The concept idea of the PRACE research project, coordinated by German Robert Bosch GmbH, is the dual-arm, mobile robot apprentice, who learns from a human master by instructing certain skills by demonstration. The apprentice robot watches the actions and effects to categorize this newly gathered knowledge into his knowledge base. Then, while applying this new skill, the master corrects the execution by refining the experience. This loop is iterated until the master is satisfied with the result. The trained robot will then operate without safeguards to reach the target of fast setup times and to remain competitive with the human worker.

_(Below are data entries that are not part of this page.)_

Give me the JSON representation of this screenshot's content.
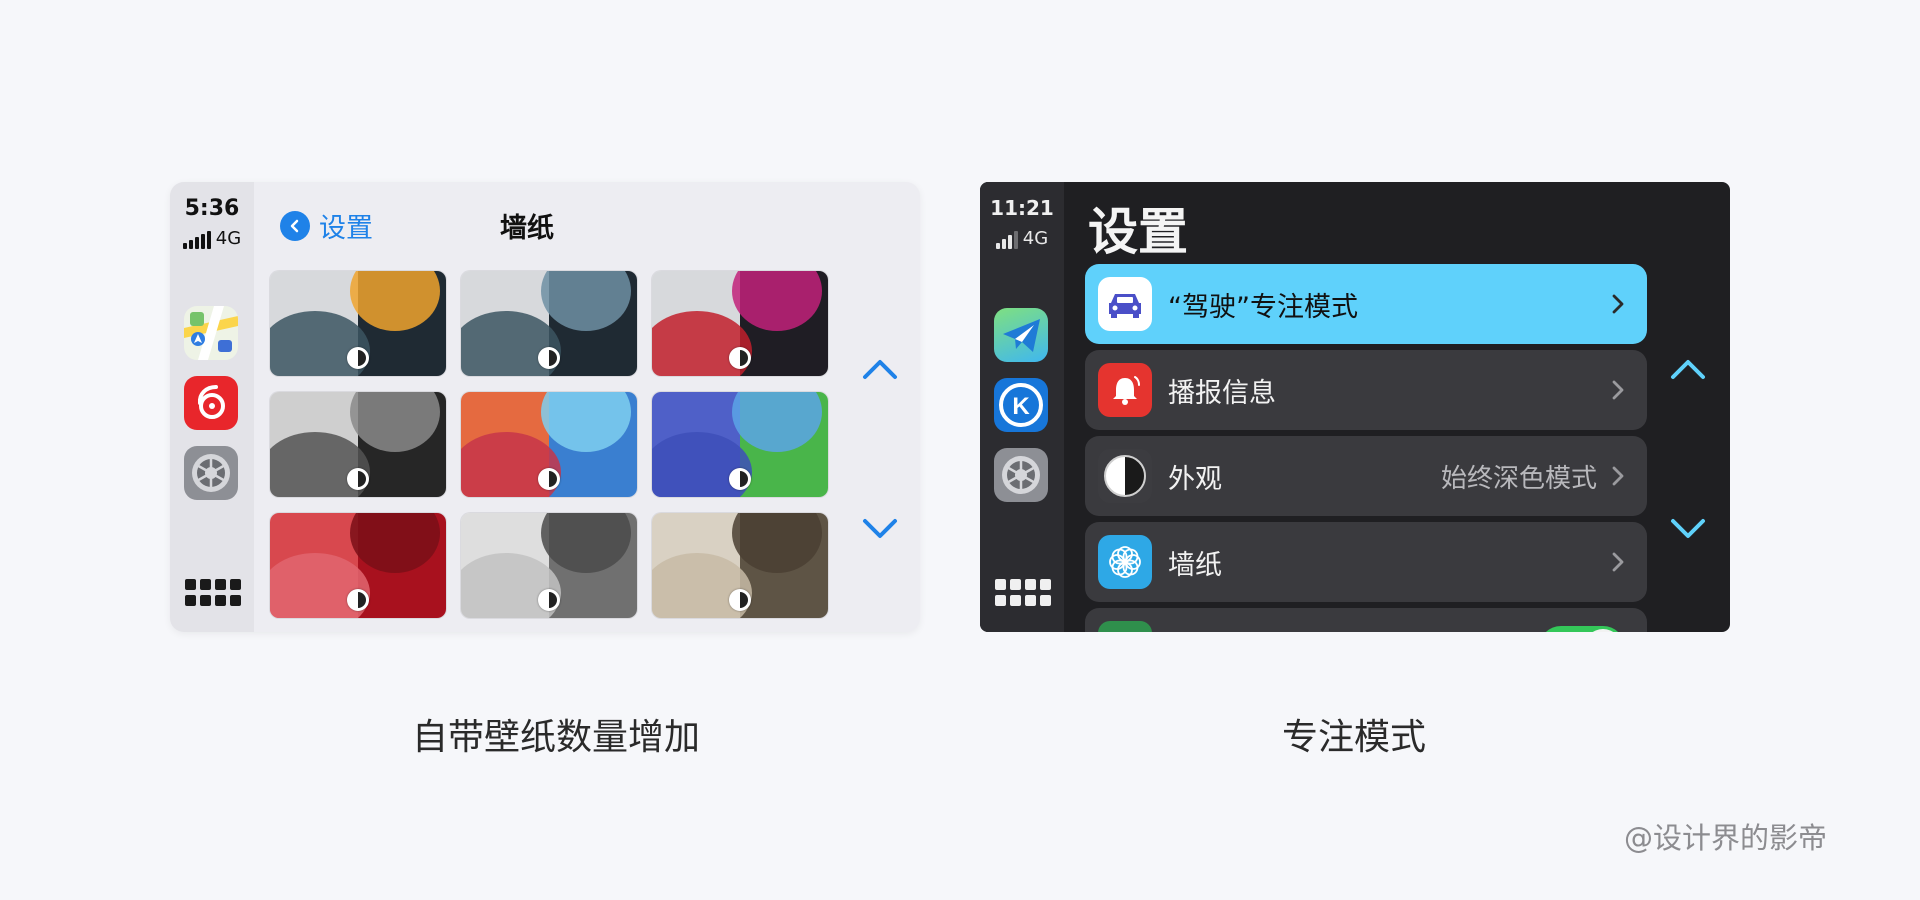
{
  "left_panel": {
    "status": {
      "time": "5:36",
      "network": "4G"
    },
    "nav": {
      "back_label": "设置",
      "title": "墙纸"
    },
    "wallpapers": [
      {
        "light": "#d7d9dc",
        "dark": "#1f2a33",
        "blob1": "#3c5562",
        "blob2": "#f0a32e"
      },
      {
        "light": "#d7d9dc",
        "dark": "#1f2a33",
        "blob1": "#3c5562",
        "blob2": "#6f8fa3"
      },
      {
        "light": "#d7d9dc",
        "dark": "#1f1d24",
        "blob1": "#c21e2b",
        "blob2": "#c2217a"
      },
      {
        "light": "#cfcfcf",
        "dark": "#262626",
        "blob1": "#545454",
        "blob2": "#8a8a8a"
      },
      {
        "light": "#e56a40",
        "dark": "#3a7fd0",
        "blob1": "#c7354a",
        "blob2": "#7fcff0"
      },
      {
        "light": "#4f60c8",
        "dark": "#49b54a",
        "blob1": "#3d4fb8",
        "blob2": "#5aa5e6"
      },
      {
        "light": "#d8484e",
        "dark": "#a8111e",
        "blob1": "#e26670",
        "blob2": "#7a0f18"
      },
      {
        "light": "#dedede",
        "dark": "#707070",
        "blob1": "#c2c2c2",
        "blob2": "#4a4a4a"
      },
      {
        "light": "#d9d1c3",
        "dark": "#5e5445",
        "blob1": "#c7bba6",
        "blob2": "#4a4033"
      }
    ]
  },
  "right_panel": {
    "status": {
      "time": "11:21",
      "network": "4G"
    },
    "title": "设置",
    "rows": [
      {
        "label": "“驾驶”专注模式",
        "value": ""
      },
      {
        "label": "播报信息",
        "value": ""
      },
      {
        "label": "外观",
        "value": "始终深色模式"
      },
      {
        "label": "墙纸",
        "value": ""
      }
    ]
  },
  "captions": {
    "left": "自带壁纸数量增加",
    "right": "专注模式"
  },
  "credit": "@设计界的影帝",
  "colors": {
    "accent_blue": "#1f82e8",
    "carplay_cyan": "#5fd1fb",
    "dark_bg": "#1f1f22"
  }
}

The 4.8M€ project is co-funded by the EC FP7 with 3.4M€.
Robots for Post Production
The Thermobot research project, coordinated by the University of Padua, Italy, aims to provide fully automated non-destructive testing in post production and in regular maintenance with the use of thermographic imaging, an automatic path and motion planning model and thermo-image analysis.
The 3.5 M€ project is co-funded by the EC FP7 with 2.5 M€.
The MiRoR research project, coordinated by the University of Nottingham, UK, aims to develop a fundamentally novel concept of a Miniaturised Robotic Machine (Mini-RoboMach) system, that equipped with intelligence-driven and autonomous abilities, will be demonstrated for holistic in-situ repair and maintenance of large and/or intricate installations.
The 5 M€ project is co-funded by the EC FP7 with 3.4 M€.
The MAINBOT research project, coordinated by Fundación Tekniker, Spain, will take available wheeled mobile platforms and climbing robots, adapting them to fulfil the industrial objectives of autonomous navigation, mobile manipulation and sensor fusion instantiated in a real industrial scenario.
The 3.8 M€ project is co-funded by the EC FP7 with 2.5 M€.
The CableBOT research project, coordinated by Fundación Fatronik Tecnalia, Spain, aims to develop a new generation of modular and reconfigurable robotic devices that are capable of performing many different steps in the life-cycle stages of large-scale structures. Parallel cable robots extend the payloads and workspace of conventional industrial robots by more than two orders of magnitude. The main objective is to develop a new generation of modular and reconfigurable robots able to perform many different steps in the post-production of large-scale structures.
The 4.4 M€ project is co-funded by the EC FP7 with 3 M€.